7) Understand the invisible web and how it exists. Know about subject-specific engines and directories. Know the best person, home, and e-mail look-up tools. I need more work on this. I know of some tools in my subject areas, but I need more exploring.

8) Use your reference book collection. Not all answers are found in the glorified results of a word or phrase search on ANY engine. Find some of my thoughts on print reference here. You should have a good command of your print reference sources as well.

9) Don't enable. Not only should we teach better searching skills to our colleagues and users, we should practice what we preach. Don't have a Google search box on your library web page or blog. Don't have canned Google searches on your web page or blog that lead to atrocious results. This, I have to plead guilty too. I don't use Google too much in my blog, but I have known to suggest searching Technorati on a topic, usually for the topics that the A-listers of the biblioblogosphere have covered ad nauseam. I don't even like Technorati that much, which at times can be extremely clunky and slow. In fact, doing a link search or other advanced search on one of the mainstream serch engines may do the trick as well. I think I do it for the name recognition of readers knowing what Technorati is, well at least the LIS readers. However, I don't link to any canned searches. I just suggest using the tool and at times list a term or two to try, but not the actual seach. I guess I should get a bit better about leading by example.

10) Don't forget the importance of using the fee-based databases that your library (check that, your patrons) pays for. Remember that "free is as free does." Amen.

Oh well, if nothing else, I am aware that I can use a bit more work and practice.


Steven said...

Angel: Thanks for your commentary on my list.


Angel, librarian and educator said...

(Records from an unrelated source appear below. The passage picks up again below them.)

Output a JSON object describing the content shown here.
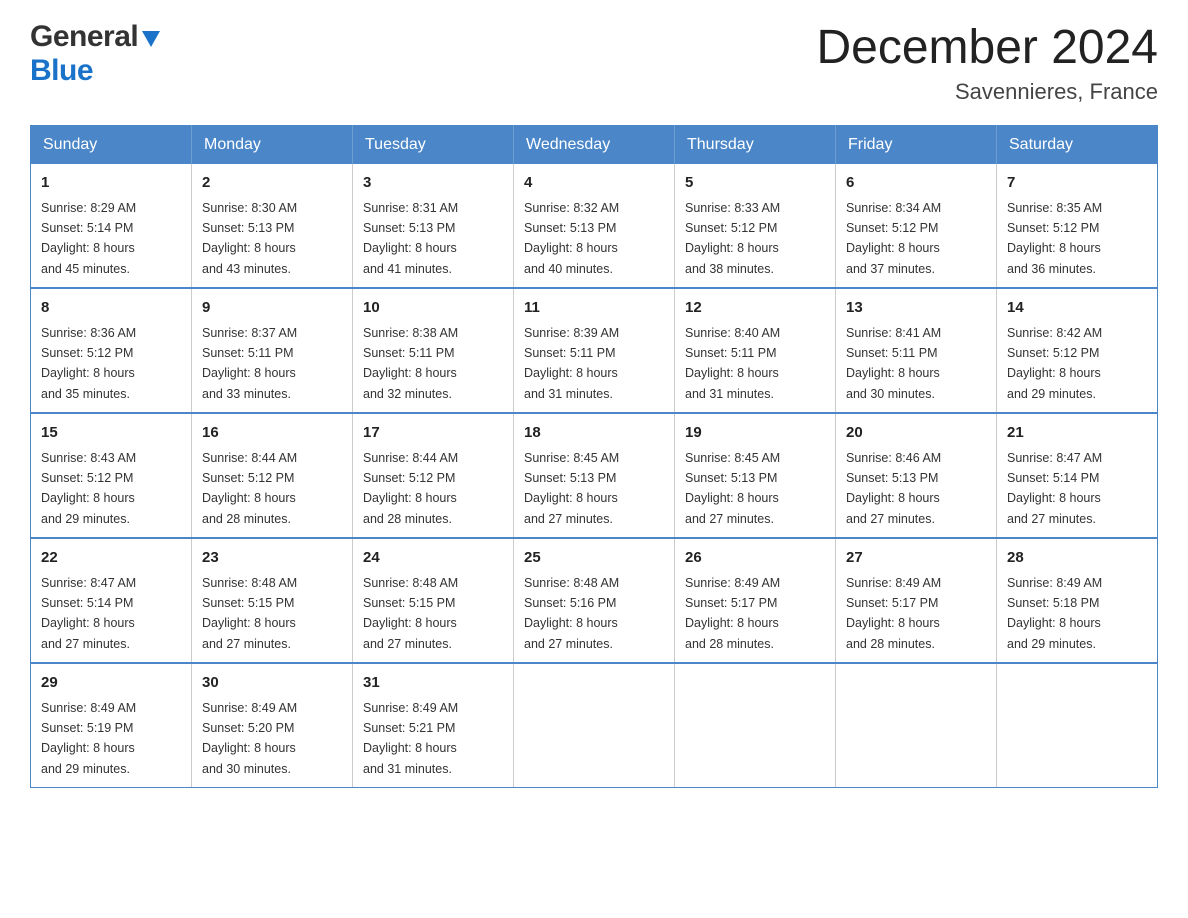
{
  "header": {
    "logo": {
      "general": "General",
      "blue": "Blue",
      "tagline": ""
    },
    "title": "December 2024",
    "location": "Savennieres, France"
  },
  "columns": [
    "Sunday",
    "Monday",
    "Tuesday",
    "Wednesday",
    "Thursday",
    "Friday",
    "Saturday"
  ],
  "weeks": [
    [
      {
        "day": "1",
        "sunrise": "Sunrise: 8:29 AM",
        "sunset": "Sunset: 5:14 PM",
        "daylight": "Daylight: 8 hours",
        "daylight2": "and 45 minutes."
      },
      {
        "day": "2",
        "sunrise": "Sunrise: 8:30 AM",
        "sunset": "Sunset: 5:13 PM",
        "daylight": "Daylight: 8 hours",
        "daylight2": "and 43 minutes."
      },
      {
        "day": "3",
        "sunrise": "Sunrise: 8:31 AM",
        "sunset": "Sunset: 5:13 PM",
        "daylight": "Daylight: 8 hours",
        "daylight2": "and 41 minutes."
      },
      {
        "day": "4",
        "sunrise": "Sunrise: 8:32 AM",
        "sunset": "Sunset: 5:13 PM",
        "daylight": "Daylight: 8 hours",
        "daylight2": "and 40 minutes."
      },
      {
        "day": "5",
        "sunrise": "Sunrise: 8:33 AM",
        "sunset": "Sunset: 5:12 PM",
        "daylight": "Daylight: 8 hours",
        "daylight2": "and 38 minutes."
      },
      {
        "day": "6",
        "sunrise": "Sunrise: 8:34 AM",
        "sunset": "Sunset: 5:12 PM",
        "daylight": "Daylight: 8 hours",
        "daylight2": "and 37 minutes."
      },
      {
        "day": "7",
        "sunrise": "Sunrise: 8:35 AM",
        "sunset": "Sunset: 5:12 PM",
        "daylight": "Daylight: 8 hours",
        "daylight2": "and 36 minutes."
      }
    ],
    [
      {
        "day": "8",
        "sunrise": "Sunrise: 8:36 AM",
        "sunset": "Sunset: 5:12 PM",
        "daylight": "Daylight: 8 hours",
        "daylight2": "and 35 minutes."
      },
      {
        "day": "9",
        "sunrise": "Sunrise: 8:37 AM",
        "sunset": "Sunset: 5:11 PM",
        "daylight": "Daylight: 8 hours",
        "daylight2": "and 33 minutes."
      },
      {
        "day": "10",
        "sunrise": "Sunrise: 8:38 AM",
        "sunset": "Sunset: 5:11 PM",
        "daylight": "Daylight: 8 hours",
        "daylight2": "and 32 minutes."
      },
      {
        "day": "11",
        "sunrise": "Sunrise: 8:39 AM",
        "sunset": "Sunset: 5:11 PM",
        "daylight": "Daylight: 8 hours",
        "daylight2": "and 31 minutes."
      },
      {
        "day": "12",
        "sunrise": "Sunrise: 8:40 AM",
        "sunset": "Sunset: 5:11 PM",
        "daylight": "Daylight: 8 hours",
        "daylight2": "and 31 minutes."
      },
      {
        "day": "13",
        "sunrise": "Sunrise: 8:41 AM",
        "sunset": "Sunset: 5:11 PM",
        "daylight": "Daylight: 8 hours",
        "daylight2": "and 30 minutes."
      },
      {
        "day": "14",
        "sunrise": "Sunrise: 8:42 AM",
        "sunset": "Sunset: 5:12 PM",
        "daylight": "Daylight: 8 hours",
        "daylight2": "and 29 minutes."
      }
    ],
    [
      {
        "day": "15",
        "sunrise": "Sunrise: 8:43 AM",
        "sunset": "Sunset: 5:12 PM",
        "daylight": "Daylight: 8 hours",
        "daylight2": "and 29 minutes."
      },
      {
        "day": "16",
        "sunrise": "Sunrise: 8:44 AM",
        "sunset": "Sunset: 5:12 PM",
        "daylight": "Daylight: 8 hours",
        "daylight2": "and 28 minutes."
      },
      {
        "day": "17",
        "sunrise": "Sunrise: 8:44 AM",
        "sunset": "Sunset: 5:12 PM",
        "daylight": "Daylight: 8 hours",
        "daylight2": "and 28 minutes."
      },
      {
        "day": "18",
        "sunrise": "Sunrise: 8:45 AM",
        "sunset": "Sunset: 5:13 PM",
        "daylight": "Daylight: 8 hours",
        "daylight2": "and 27 minutes."
      },
      {
        "day": "19",
        "sunrise": "Sunrise: 8:45 AM",
        "sunset": "Sunset: 5:13 PM",
        "daylight": "Daylight: 8 hours",
        "daylight2": "and 27 minutes."
      },
      {
        "day": "20",
        "sunrise": "Sunrise: 8:46 AM",
        "sunset": "Sunset: 5:13 PM",
        "daylight": "Daylight: 8 hours",
        "daylight2": "and 27 minutes."
      },
      {
        "day": "21",
        "sunrise": "Sunrise: 8:47 AM",
        "sunset": "Sunset: 5:14 PM",
        "daylight": "Daylight: 8 hours",
        "daylight2": "and 27 minutes."
      }
    ],
    [
      {
        "day": "22",
        "sunrise": "Sunrise: 8:47 AM",
        "sunset": "Sunset: 5:14 PM",
        "daylight": "Daylight: 8 hours",
        "daylight2": "and 27 minutes."
      },
      {
        "day": "23",
        "sunrise": "Sunrise: 8:48 AM",
        "sunset": "Sunset: 5:15 PM",
        "daylight": "Daylight: 8 hours",
        "daylight2": "and 27 minutes."
      },
      {
        "day": "24",
        "sunrise": "Sunrise: 8:48 AM",
        "sunset": "Sunset: 5:15 PM",
        "daylight": "Daylight: 8 hours",
        "daylight2": "and 27 minutes."
      },
      {
        "day": "25",
        "sunrise": "Sunrise: 8:48 AM",
        "sunset": "Sunset: 5:16 PM",
        "daylight": "Daylight: 8 hours",
        "daylight2": "and 27 minutes."
      },
      {
        "day": "26",
        "sunrise": "Sunrise: 8:49 AM",
        "sunset": "Sunset: 5:17 PM",
        "daylight": "Daylight: 8 hours",
        "daylight2": "and 28 minutes."
      },
      {
        "day": "27",
        "sunrise": "Sunrise: 8:49 AM",
        "sunset": "Sunset: 5:17 PM",
        "daylight": "Daylight: 8 hours",
        "daylight2": "and 28 minutes."
      },
      {
        "day": "28",
        "sunrise": "Sunrise: 8:49 AM",
        "sunset": "Sunset: 5:18 PM",
        "daylight": "Daylight: 8 hours",
        "daylight2": "and 29 minutes."
      }
    ],
    [
      {
        "day": "29",
        "sunrise": "Sunrise: 8:49 AM",
        "sunset": "Sunset: 5:19 PM",
        "daylight": "Daylight: 8 hours",
        "daylight2": "and 29 minutes."
      },
      {
        "day": "30",
        "sunrise": "Sunrise: 8:49 AM",
        "sunset": "Sunset: 5:20 PM",
        "daylight": "Daylight: 8 hours",
        "daylight2": "and 30 minutes."
      },
      {
        "day": "31",
        "sunrise": "Sunrise: 8:49 AM",
        "sunset": "Sunset: 5:21 PM",
        "daylight": "Daylight: 8 hours",
        "daylight2": "and 31 minutes."
      },
      null,
      null,
      null,
      null
    ]
  ]
}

Steven: Oh, you are welcome. You wrote something that sparked thought as well as gave us a reminder that we should "own" when it comes to searching. Best, and keep on blogging.